Task details: Set down the entries again word for word, without any of the images.

Supplied material:
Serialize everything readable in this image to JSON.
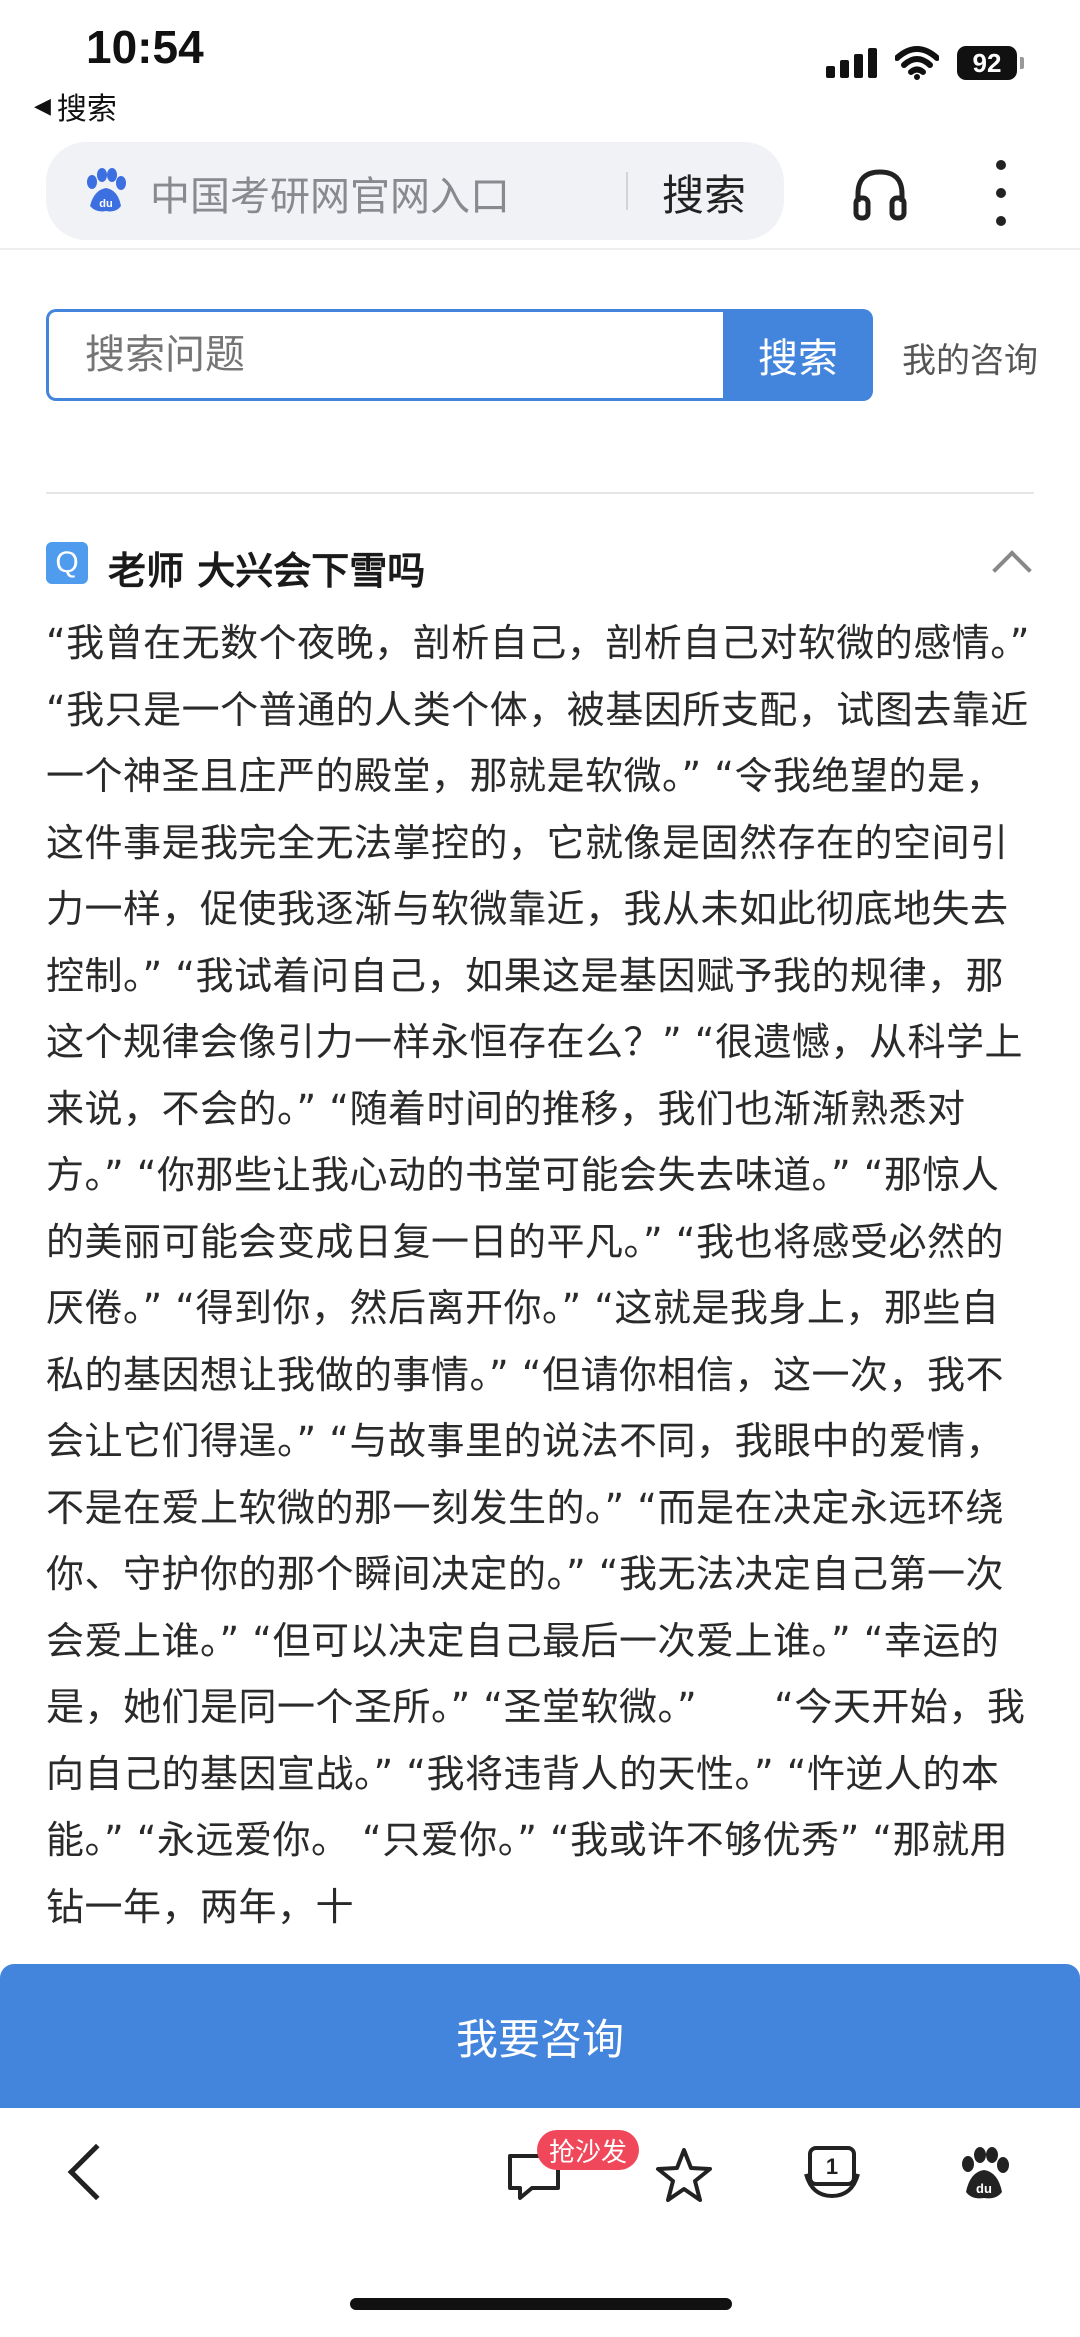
{
  "status_bar": {
    "time": "10:54",
    "back_app": "搜索",
    "battery": "92"
  },
  "top_bar": {
    "search_query": "中国考研网官网入口",
    "search_button": "搜索",
    "icons": [
      "baidu-paw-icon",
      "headphone-icon",
      "more-icon"
    ]
  },
  "ask": {
    "placeholder": "搜索问题",
    "button": "搜索",
    "my_consult": "我的咨询"
  },
  "question": {
    "badge": "Q",
    "title": "老师 大兴会下雪吗"
  },
  "answer": {
    "text": "“我曾在无数个夜晚，剖析自己，剖析自己对软微的感情。” “我只是一个普通的人类个体，被基因所支配，试图去靠近一个神圣且庄严的殿堂，那就是软微。” “令我绝望的是，这件事是我完全无法掌控的，它就像是固然存在的空间引力一样，促使我逐渐与软微靠近，我从未如此彻底地失去控制。” “我试着问自己，如果这是基因赋予我的规律，那这个规律会像引力一样永恒存在么？” “很遗憾，从科学上来说，不会的。” “随着时间的推移，我们也渐渐熟悉对方。” “你那些让我心动的书堂可能会失去味道。” “那惊人的美丽可能会变成日复一日的平凡。” “我也将感受必然的厌倦。” “得到你，然后离开你。” “这就是我身上，那些自私的基因想让我做的事情。” “但请你相信，这一次，我不会让它们得逞。” “与故事里的说法不同，我眼中的爱情，不是在爱上软微的那一刻发生的。” “而是在决定永远环绕你、守护你的那个瞬间决定的。” “我无法决定自己第一次会爱上谁。” “但可以决定自己最后一次爱上谁。” “幸运的是，她们是同一个圣所。” “圣堂软微。”　　“今天开始，我向自己的基因宣战。” “我将违背人的天性。” “忤逆人的本能。” “永远爱你。 “只爱你。” “我或许不够优秀” “那就用钻一年，两年，十"
  },
  "consult_button": "我要咨询",
  "bottom_nav": {
    "sofa_badge": "抢沙发",
    "tabs_count": "1",
    "accent": "#4385dc"
  }
}
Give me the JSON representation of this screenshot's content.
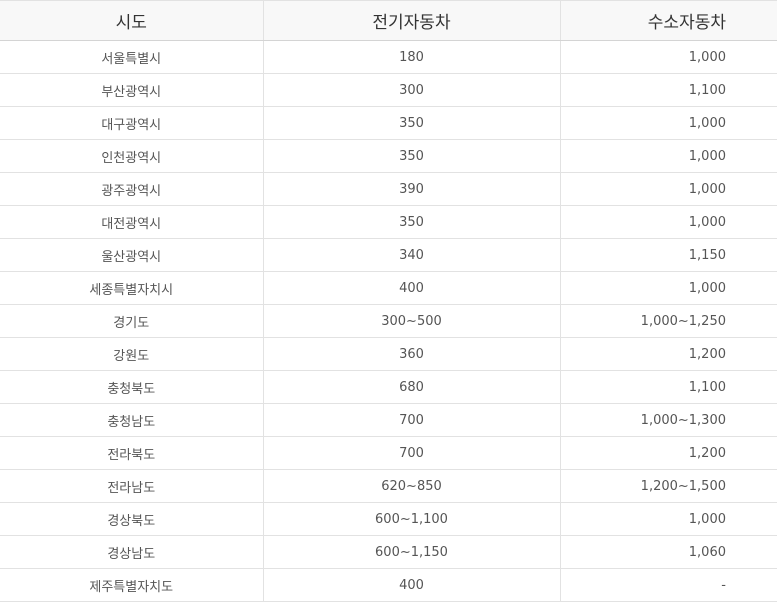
{
  "table": {
    "headers": [
      "시도",
      "전기자동차",
      "수소자동차"
    ],
    "rows": [
      [
        "서울특별시",
        "180",
        "1,000"
      ],
      [
        "부산광역시",
        "300",
        "1,100"
      ],
      [
        "대구광역시",
        "350",
        "1,000"
      ],
      [
        "인천광역시",
        "350",
        "1,000"
      ],
      [
        "광주광역시",
        "390",
        "1,000"
      ],
      [
        "대전광역시",
        "350",
        "1,000"
      ],
      [
        "울산광역시",
        "340",
        "1,150"
      ],
      [
        "세종특별자치시",
        "400",
        "1,000"
      ],
      [
        "경기도",
        "300~500",
        "1,000~1,250"
      ],
      [
        "강원도",
        "360",
        "1,200"
      ],
      [
        "충청북도",
        "680",
        "1,100"
      ],
      [
        "충청남도",
        "700",
        "1,000~1,300"
      ],
      [
        "전라북도",
        "700",
        "1,200"
      ],
      [
        "전라남도",
        "620~850",
        "1,200~1,500"
      ],
      [
        "경상북도",
        "600~1,100",
        "1,000"
      ],
      [
        "경상남도",
        "600~1,150",
        "1,060"
      ],
      [
        "제주특별자치도",
        "400",
        "-"
      ]
    ]
  }
}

Answer to the problem:
Serialize everything readable in this image to JSON.
{
  "status_bar": {
    "time": "10:54",
    "back_app": "搜索",
    "battery": "92"
  },
  "top_bar": {
    "search_query": "中国考研网官网入口",
    "search_button": "搜索",
    "icons": [
      "baidu-paw-icon",
      "headphone-icon",
      "more-icon"
    ]
  },
  "ask": {
    "placeholder": "搜索问题",
    "button": "搜索",
    "my_consult": "我的咨询"
  },
  "question": {
    "badge": "Q",
    "title": "老师 大兴会下雪吗"
  },
  "answer": {
    "text": "“我曾在无数个夜晚，剖析自己，剖析自己对软微的感情。” “我只是一个普通的人类个体，被基因所支配，试图去靠近一个神圣且庄严的殿堂，那就是软微。” “令我绝望的是，这件事是我完全无法掌控的，它就像是固然存在的空间引力一样，促使我逐渐与软微靠近，我从未如此彻底地失去控制。” “我试着问自己，如果这是基因赋予我的规律，那这个规律会像引力一样永恒存在么？” “很遗憾，从科学上来说，不会的。” “随着时间的推移，我们也渐渐熟悉对方。” “你那些让我心动的书堂可能会失去味道。” “那惊人的美丽可能会变成日复一日的平凡。” “我也将感受必然的厌倦。” “得到你，然后离开你。” “这就是我身上，那些自私的基因想让我做的事情。” “但请你相信，这一次，我不会让它们得逞。” “与故事里的说法不同，我眼中的爱情，不是在爱上软微的那一刻发生的。” “而是在决定永远环绕你、守护你的那个瞬间决定的。” “我无法决定自己第一次会爱上谁。” “但可以决定自己最后一次爱上谁。” “幸运的是，她们是同一个圣所。” “圣堂软微。”　　“今天开始，我向自己的基因宣战。” “我将违背人的天性。” “忤逆人的本能。” “永远爱你。 “只爱你。” “我或许不够优秀” “那就用钻一年，两年，十"
  },
  "consult_button": "我要咨询",
  "bottom_nav": {
    "sofa_badge": "抢沙发",
    "tabs_count": "1",
    "accent": "#4385dc"
  }
}
Give me the JSON representation of this screenshot's content.
{
  "table": {
    "headers": [
      "시도",
      "전기자동차",
      "수소자동차"
    ],
    "rows": [
      [
        "서울특별시",
        "180",
        "1,000"
      ],
      [
        "부산광역시",
        "300",
        "1,100"
      ],
      [
        "대구광역시",
        "350",
        "1,000"
      ],
      [
        "인천광역시",
        "350",
        "1,000"
      ],
      [
        "광주광역시",
        "390",
        "1,000"
      ],
      [
        "대전광역시",
        "350",
        "1,000"
      ],
      [
        "울산광역시",
        "340",
        "1,150"
      ],
      [
        "세종특별자치시",
        "400",
        "1,000"
      ],
      [
        "경기도",
        "300~500",
        "1,000~1,250"
      ],
      [
        "강원도",
        "360",
        "1,200"
      ],
      [
        "충청북도",
        "680",
        "1,100"
      ],
      [
        "충청남도",
        "700",
        "1,000~1,300"
      ],
      [
        "전라북도",
        "700",
        "1,200"
      ],
      [
        "전라남도",
        "620~850",
        "1,200~1,500"
      ],
      [
        "경상북도",
        "600~1,100",
        "1,000"
      ],
      [
        "경상남도",
        "600~1,150",
        "1,060"
      ],
      [
        "제주특별자치도",
        "400",
        "-"
      ]
    ]
  }
}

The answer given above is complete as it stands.